AI on AI
With AI now part of the modern hacker’s toolkit, defenders are having to come up with novel ways of defending vulnerable systems. Thankfully, security professionals have a rather potent and obvious countermeasure at their disposal, namely artificial intelligence itself. Trouble is, this is bound to produce an arms race between the rival camps. Neither side really has a choice, as the only way to counter the other is to increasingly rely on intelligent systems.
“For security experts, this is Big Data problem—we’re dealing with tons of data—more than a single human could possibly produce,” said Wallace. “Once you’ve started to deal with an adversary, you have no choice but to use weaponized AI yourself.”
Goodman agrees, saying “we will out of necessity” be using increasing amounts of AI “for everything from fraud detection to countering cyberattacks.” And in fact, several start-ups are already doing this, partnering with IBM Watson to combat cyber threats, says Goodman.

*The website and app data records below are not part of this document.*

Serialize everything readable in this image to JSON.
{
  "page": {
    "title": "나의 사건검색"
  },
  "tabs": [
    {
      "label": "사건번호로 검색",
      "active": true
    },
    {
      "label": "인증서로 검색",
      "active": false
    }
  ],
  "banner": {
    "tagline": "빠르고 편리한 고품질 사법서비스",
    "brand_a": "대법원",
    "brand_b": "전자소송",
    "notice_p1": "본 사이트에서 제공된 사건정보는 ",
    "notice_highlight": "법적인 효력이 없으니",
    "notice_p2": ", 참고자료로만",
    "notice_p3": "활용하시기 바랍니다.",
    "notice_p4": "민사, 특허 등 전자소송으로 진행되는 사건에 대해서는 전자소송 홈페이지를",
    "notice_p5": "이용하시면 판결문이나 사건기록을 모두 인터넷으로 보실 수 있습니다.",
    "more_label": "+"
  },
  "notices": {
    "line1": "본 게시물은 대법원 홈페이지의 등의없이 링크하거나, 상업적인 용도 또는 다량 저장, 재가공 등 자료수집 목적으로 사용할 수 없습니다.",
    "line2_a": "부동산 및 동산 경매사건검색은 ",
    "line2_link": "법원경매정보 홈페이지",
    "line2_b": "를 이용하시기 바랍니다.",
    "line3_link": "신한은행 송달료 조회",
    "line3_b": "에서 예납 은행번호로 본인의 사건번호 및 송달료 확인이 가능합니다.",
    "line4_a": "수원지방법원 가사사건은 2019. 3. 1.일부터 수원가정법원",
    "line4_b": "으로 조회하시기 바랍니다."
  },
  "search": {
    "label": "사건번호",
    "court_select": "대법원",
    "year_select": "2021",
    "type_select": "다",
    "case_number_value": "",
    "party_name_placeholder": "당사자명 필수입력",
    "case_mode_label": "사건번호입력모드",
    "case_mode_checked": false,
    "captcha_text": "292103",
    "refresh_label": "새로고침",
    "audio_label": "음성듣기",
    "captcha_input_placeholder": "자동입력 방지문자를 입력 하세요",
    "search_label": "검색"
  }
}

“AI techniques are being used today by defenders to look for patterns—the antivirus companies have been doing this for decades—and to do anomaly detection as a way to automatically detect if a system has been attacked and compromised,” said Truvé.
“Bad guys [with AI] will continue to use the same attack vectors as today, only in a more efficient manner, and therefore the AI based defense mechanisms being developed now will to a large extent be possible to also use against AI based attacks,” he said.
Dutt recommends that infosec teams continuously monitor the cyber attack activities of hackers and learn from them, continuously “innovate with a combination of supervised and unsupervised learning based defense strategies to detect and thwart attacks at the first sign,” and, like in any war, adopt superior defenses and strategy.
The bystander effect
So our brave new world of AI-enabled hacking awaits, with criminals becoming increasingly capable of targeting vulnerable users and systems. Computer security firms will likewise lean on a AI in a never ending effort to keep up. Eventually, these tools will escape human comprehension and control, working at lightning fast speeds in an emerging digital ecosystem. It’ll get to a point where both hackers and infosec professionals have no choice but to hit the “go” button on their respective systems, and simply hope for the best. A consequence of AI is that humans are increasingly being kept out of the loop.